(Or Swahili, or ASL for that matter....)

Anonymous said...

Didi
OK - here is the first one from bottom up
http://www.yesh-din.org/site/index.php?page=about.us&lang=en


- in a transparent organisation I would expect on the left hand side words like supporters, associates, donors, sponsors whatever under which headings I would find links to them where I then would have easy access to their mission statements
- I am not interested in googling them back and forth on the net using the deplorably minimal skills I have according to you. I am interested in the organisation itself making transparent who funds them the same way, let's say, an art exhibition links to its sponsors.

Let's start lighting things up a bit - tell me which of the organisations you link to on the site about you provides the information in the way really transparent organisations do.

Silke

Didi Remez said...

Silke: How old are you?

Yaacov said...

Silke -

Please don't answer that one, even tho in the past you've told us. He's way out of line.

Anonymous said...

Yaacov
thanks, but I didn't intend to
- don't worry as you also know I am a subaltern by profession and thus am insult-proof.
Silke

Didi Remez said...

Yaacov,

Thank you for underscoring my point. Silke consistently moves the conversation to questions regarding my life (as opposed to the issue I have commented on.)

I ask one ad hominem question and you blow up.

By the way, all of my personal and professional information is, as a matter of principle available online.

Didi

Anonymous said...

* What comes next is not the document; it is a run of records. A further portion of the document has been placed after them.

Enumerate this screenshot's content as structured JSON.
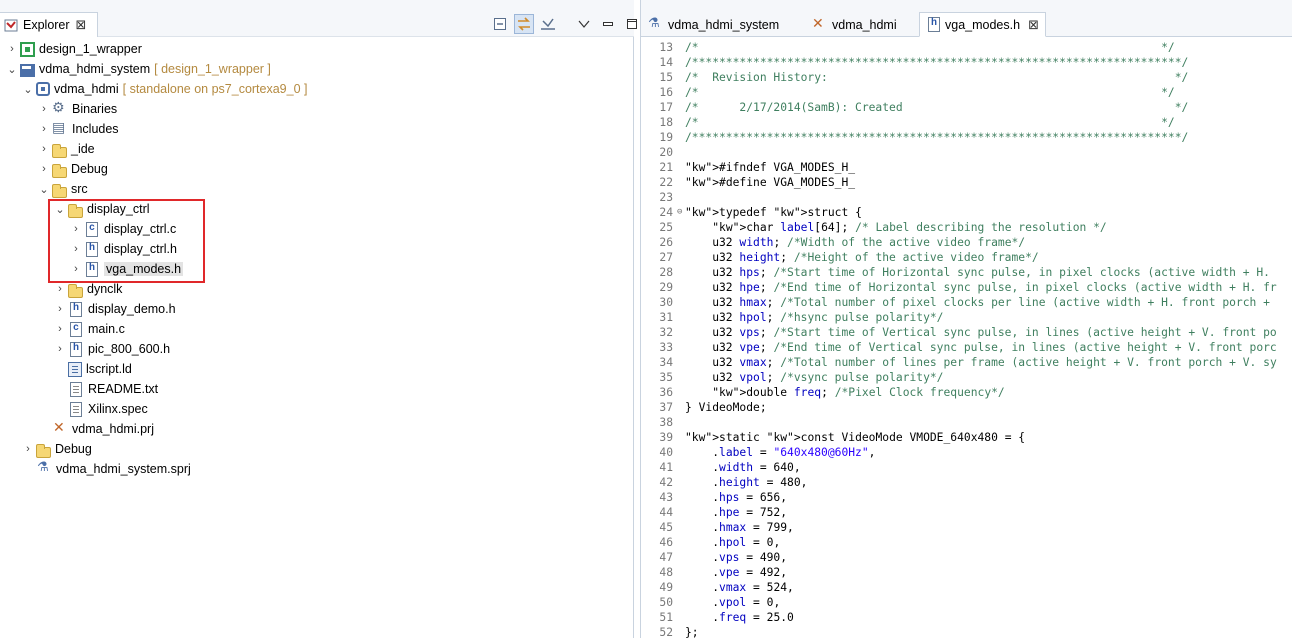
{
  "explorer": {
    "tab_label": "Explorer",
    "close_glyph": "⊠",
    "tree": [
      {
        "label": "design_1_wrapper",
        "decor": "",
        "icon": "project-green-icon",
        "depth": 0,
        "twisty": "›"
      },
      {
        "label": "vdma_hdmi_system",
        "decor": "[ design_1_wrapper ]",
        "icon": "system-project-icon",
        "depth": 0,
        "twisty": "⌄"
      },
      {
        "label": "vdma_hdmi",
        "decor": "[ standalone on ps7_cortexa9_0 ]",
        "icon": "app-project-icon",
        "depth": 1,
        "twisty": "⌄"
      },
      {
        "label": "Binaries",
        "decor": "",
        "icon": "binaries-icon",
        "depth": 2,
        "twisty": "›"
      },
      {
        "label": "Includes",
        "decor": "",
        "icon": "includes-icon",
        "depth": 2,
        "twisty": "›"
      },
      {
        "label": "_ide",
        "decor": "",
        "icon": "folder-icon",
        "depth": 2,
        "twisty": "›"
      },
      {
        "label": "Debug",
        "decor": "",
        "icon": "folder-icon",
        "depth": 2,
        "twisty": "›"
      },
      {
        "label": "src",
        "decor": "",
        "icon": "folder-icon",
        "depth": 2,
        "twisty": "⌄"
      },
      {
        "label": "display_ctrl",
        "decor": "",
        "icon": "folder-icon",
        "depth": 3,
        "twisty": "⌄"
      },
      {
        "label": "display_ctrl.c",
        "decor": "",
        "icon": "c-file-icon",
        "depth": 4,
        "twisty": "›"
      },
      {
        "label": "display_ctrl.h",
        "decor": "",
        "icon": "h-file-icon",
        "depth": 4,
        "twisty": "›"
      },
      {
        "label": "vga_modes.h",
        "decor": "",
        "icon": "h-file-icon",
        "depth": 4,
        "twisty": "›",
        "selected": true
      },
      {
        "label": "dynclk",
        "decor": "",
        "icon": "folder-icon",
        "depth": 3,
        "twisty": "›"
      },
      {
        "label": "display_demo.h",
        "decor": "",
        "icon": "h-file-icon",
        "depth": 3,
        "twisty": "›"
      },
      {
        "label": "main.c",
        "decor": "",
        "icon": "c-file-icon",
        "depth": 3,
        "twisty": "›"
      },
      {
        "label": "pic_800_600.h",
        "decor": "",
        "icon": "h-file-icon",
        "depth": 3,
        "twisty": "›"
      },
      {
        "label": "lscript.ld",
        "decor": "",
        "icon": "linker-script-icon",
        "depth": 3,
        "twisty": ""
      },
      {
        "label": "README.txt",
        "decor": "",
        "icon": "text-file-icon",
        "depth": 3,
        "twisty": ""
      },
      {
        "label": "Xilinx.spec",
        "decor": "",
        "icon": "text-file-icon",
        "depth": 3,
        "twisty": ""
      },
      {
        "label": "vdma_hdmi.prj",
        "decor": "",
        "icon": "prj-file-icon",
        "depth": 2,
        "twisty": ""
      },
      {
        "label": "Debug",
        "decor": "",
        "icon": "folder-icon",
        "depth": 1,
        "twisty": "›"
      },
      {
        "label": "vdma_hdmi_system.sprj",
        "decor": "",
        "icon": "sprj-file-icon",
        "depth": 1,
        "twisty": ""
      }
    ]
  },
  "editor": {
    "tabs": [
      {
        "label": "vdma_hdmi_system",
        "icon": "flask-icon",
        "active": false
      },
      {
        "label": "vdma_hdmi",
        "icon": "tools-icon",
        "active": false
      },
      {
        "label": "vga_modes.h",
        "icon": "h-file-icon",
        "active": true
      }
    ],
    "close_glyph": "⊠",
    "lines": [
      {
        "n": "13",
        "t": "/*                                                                    */",
        "c": "cm"
      },
      {
        "n": "14",
        "t": "/************************************************************************/",
        "c": "cm"
      },
      {
        "n": "15",
        "t": "/*  Revision History:                                                   */",
        "c": "cm"
      },
      {
        "n": "16",
        "t": "/*                                                                    */",
        "c": "cm"
      },
      {
        "n": "17",
        "t": "/*      2/17/2014(SamB): Created                                        */",
        "c": "cm"
      },
      {
        "n": "18",
        "t": "/*                                                                    */",
        "c": "cm"
      },
      {
        "n": "19",
        "t": "/************************************************************************/",
        "c": "cm"
      },
      {
        "n": "20",
        "t": "",
        "c": ""
      },
      {
        "n": "21",
        "t": "#ifndef VGA_MODES_H_",
        "c": "pp"
      },
      {
        "n": "22",
        "t": "#define VGA_MODES_H_",
        "c": "pp"
      },
      {
        "n": "23",
        "t": "",
        "c": ""
      },
      {
        "n": "24",
        "t": "typedef struct {",
        "c": "td",
        "fold": "⊖"
      },
      {
        "n": "25",
        "t": "    char label[64]; /* Label describing the resolution */",
        "c": "f1"
      },
      {
        "n": "26",
        "t": "    u32 width; /*Width of the active video frame*/",
        "c": "f2"
      },
      {
        "n": "27",
        "t": "    u32 height; /*Height of the active video frame*/",
        "c": "f2"
      },
      {
        "n": "28",
        "t": "    u32 hps; /*Start time of Horizontal sync pulse, in pixel clocks (active width + H.",
        "c": "f2"
      },
      {
        "n": "29",
        "t": "    u32 hpe; /*End time of Horizontal sync pulse, in pixel clocks (active width + H. fr",
        "c": "f2"
      },
      {
        "n": "30",
        "t": "    u32 hmax; /*Total number of pixel clocks per line (active width + H. front porch +",
        "c": "f2"
      },
      {
        "n": "31",
        "t": "    u32 hpol; /*hsync pulse polarity*/",
        "c": "f2"
      },
      {
        "n": "32",
        "t": "    u32 vps; /*Start time of Vertical sync pulse, in lines (active height + V. front po",
        "c": "f2"
      },
      {
        "n": "33",
        "t": "    u32 vpe; /*End time of Vertical sync pulse, in lines (active height + V. front porc",
        "c": "f2"
      },
      {
        "n": "34",
        "t": "    u32 vmax; /*Total number of lines per frame (active height + V. front porch + V. sy",
        "c": "f2"
      },
      {
        "n": "35",
        "t": "    u32 vpol; /*vsync pulse polarity*/",
        "c": "f2"
      },
      {
        "n": "36",
        "t": "    double freq; /*Pixel Clock frequency*/",
        "c": "f3"
      },
      {
        "n": "37",
        "t": "} VideoMode;",
        "c": ""
      },
      {
        "n": "38",
        "t": "",
        "c": ""
      },
      {
        "n": "39",
        "t": "static const VideoMode VMODE_640x480 = {",
        "c": "sc"
      },
      {
        "n": "40",
        "t": "    .label = \"640x480@60Hz\",",
        "c": "lb"
      },
      {
        "n": "41",
        "t": "    .width = 640,",
        "c": "as"
      },
      {
        "n": "42",
        "t": "    .height = 480,",
        "c": "as"
      },
      {
        "n": "43",
        "t": "    .hps = 656,",
        "c": "as"
      },
      {
        "n": "44",
        "t": "    .hpe = 752,",
        "c": "as"
      },
      {
        "n": "45",
        "t": "    .hmax = 799,",
        "c": "as"
      },
      {
        "n": "46",
        "t": "    .hpol = 0,",
        "c": "as"
      },
      {
        "n": "47",
        "t": "    .vps = 490,",
        "c": "as"
      },
      {
        "n": "48",
        "t": "    .vpe = 492,",
        "c": "as"
      },
      {
        "n": "49",
        "t": "    .vmax = 524,",
        "c": "as"
      },
      {
        "n": "50",
        "t": "    .vpol = 0,",
        "c": "as"
      },
      {
        "n": "51",
        "t": "    .freq = 25.0",
        "c": "as"
      },
      {
        "n": "52",
        "t": "};",
        "c": ""
      }
    ]
  },
  "colors": {
    "highlight_box": "#e0282a",
    "comment": "#3f7f5f",
    "keyword": "#7f0055",
    "string": "#2a00ff",
    "field": "#0000c0"
  }
}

Sorry Didi
I didn't realize that a website that looks so business-like was part of your untouchables but to me the question I ask is relevant
- the way I read you hear you seem to me to be the champion of transparency, everything open on the table and so on.
Now recently I had quite a shock when I found out what the mission of the German protestant church is when funding an Israeli NGO. Therefore I considered asking the funding question of somebody with so many links to seemingly similar outfits quite legitimate only to find that you use every means in the book to avoid answering it.
For now I stop but when the next time around you should again demand openness from anybody except you I will ask it again because one of my heroes happens to be:
"... the little prince, who never let go of a question once he had asked it."

Silke